Scan the entries below for the word "value" and copy every line in which it occurs.

■ DATASET CONTENT

_ _ _

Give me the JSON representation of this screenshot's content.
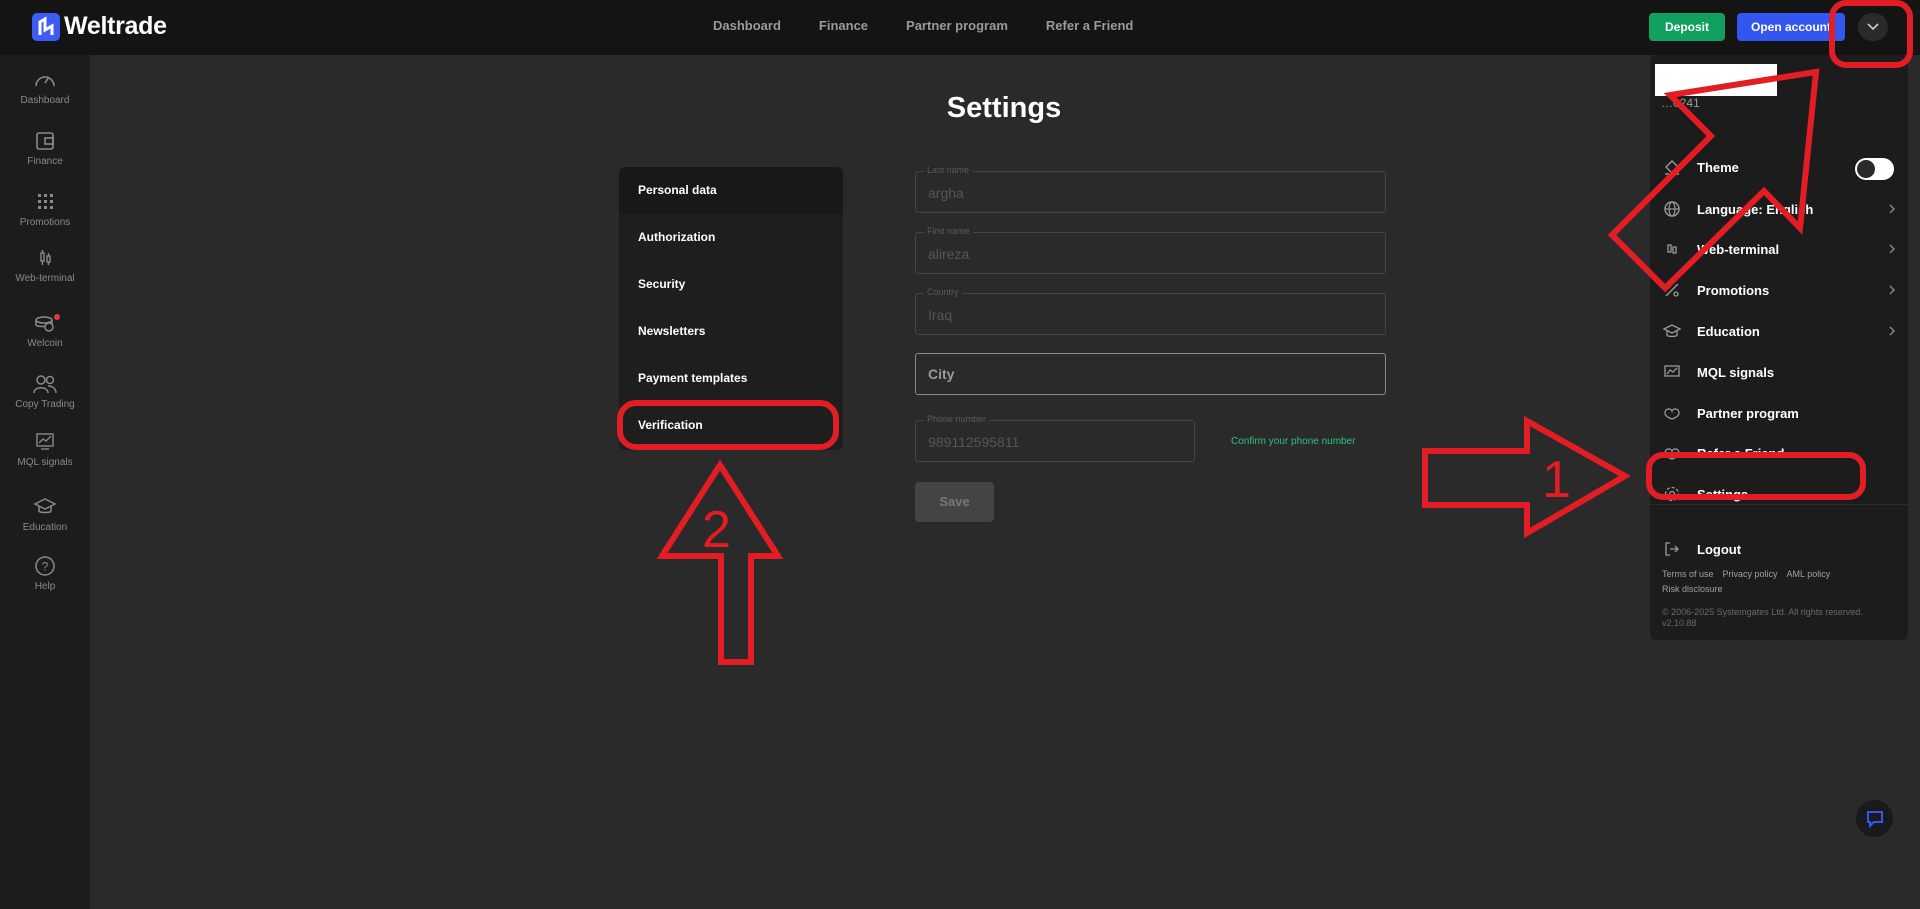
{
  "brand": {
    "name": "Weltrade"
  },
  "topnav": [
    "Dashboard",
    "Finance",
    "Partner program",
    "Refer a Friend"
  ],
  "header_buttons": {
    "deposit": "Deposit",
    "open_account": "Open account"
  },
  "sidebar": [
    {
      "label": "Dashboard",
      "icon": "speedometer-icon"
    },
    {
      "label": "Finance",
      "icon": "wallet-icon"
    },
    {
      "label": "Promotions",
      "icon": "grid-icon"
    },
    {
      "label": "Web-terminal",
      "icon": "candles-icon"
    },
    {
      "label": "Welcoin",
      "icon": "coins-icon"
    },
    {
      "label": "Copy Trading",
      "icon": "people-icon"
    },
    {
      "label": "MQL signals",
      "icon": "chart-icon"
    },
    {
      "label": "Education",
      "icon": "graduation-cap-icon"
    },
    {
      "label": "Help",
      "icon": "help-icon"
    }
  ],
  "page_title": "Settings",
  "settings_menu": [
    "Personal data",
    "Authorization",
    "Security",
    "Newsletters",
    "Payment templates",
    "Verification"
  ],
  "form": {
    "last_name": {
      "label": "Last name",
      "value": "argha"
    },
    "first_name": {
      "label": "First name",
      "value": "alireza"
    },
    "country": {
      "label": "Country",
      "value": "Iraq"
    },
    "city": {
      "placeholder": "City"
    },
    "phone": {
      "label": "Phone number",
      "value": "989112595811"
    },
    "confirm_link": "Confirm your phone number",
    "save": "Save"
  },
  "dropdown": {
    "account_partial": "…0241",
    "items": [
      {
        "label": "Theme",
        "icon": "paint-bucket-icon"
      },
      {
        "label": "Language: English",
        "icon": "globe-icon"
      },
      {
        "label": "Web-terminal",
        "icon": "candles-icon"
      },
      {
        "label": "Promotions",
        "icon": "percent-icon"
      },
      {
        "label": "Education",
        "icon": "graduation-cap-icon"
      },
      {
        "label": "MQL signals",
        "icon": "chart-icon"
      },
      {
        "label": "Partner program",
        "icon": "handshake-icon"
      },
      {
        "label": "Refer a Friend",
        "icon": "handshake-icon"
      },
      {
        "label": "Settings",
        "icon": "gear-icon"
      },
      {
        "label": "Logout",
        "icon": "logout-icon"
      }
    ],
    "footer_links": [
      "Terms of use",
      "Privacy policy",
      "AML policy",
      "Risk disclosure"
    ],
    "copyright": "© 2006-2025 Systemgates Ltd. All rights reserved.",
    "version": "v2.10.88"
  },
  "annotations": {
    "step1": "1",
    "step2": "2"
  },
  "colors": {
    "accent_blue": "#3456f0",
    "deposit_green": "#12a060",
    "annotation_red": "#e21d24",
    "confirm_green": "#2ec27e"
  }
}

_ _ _

■ RESULT OF THIS TASK
      "value": "argha"
      "value": "alireza"
      "value": "Iraq"
      "value": "989112595811"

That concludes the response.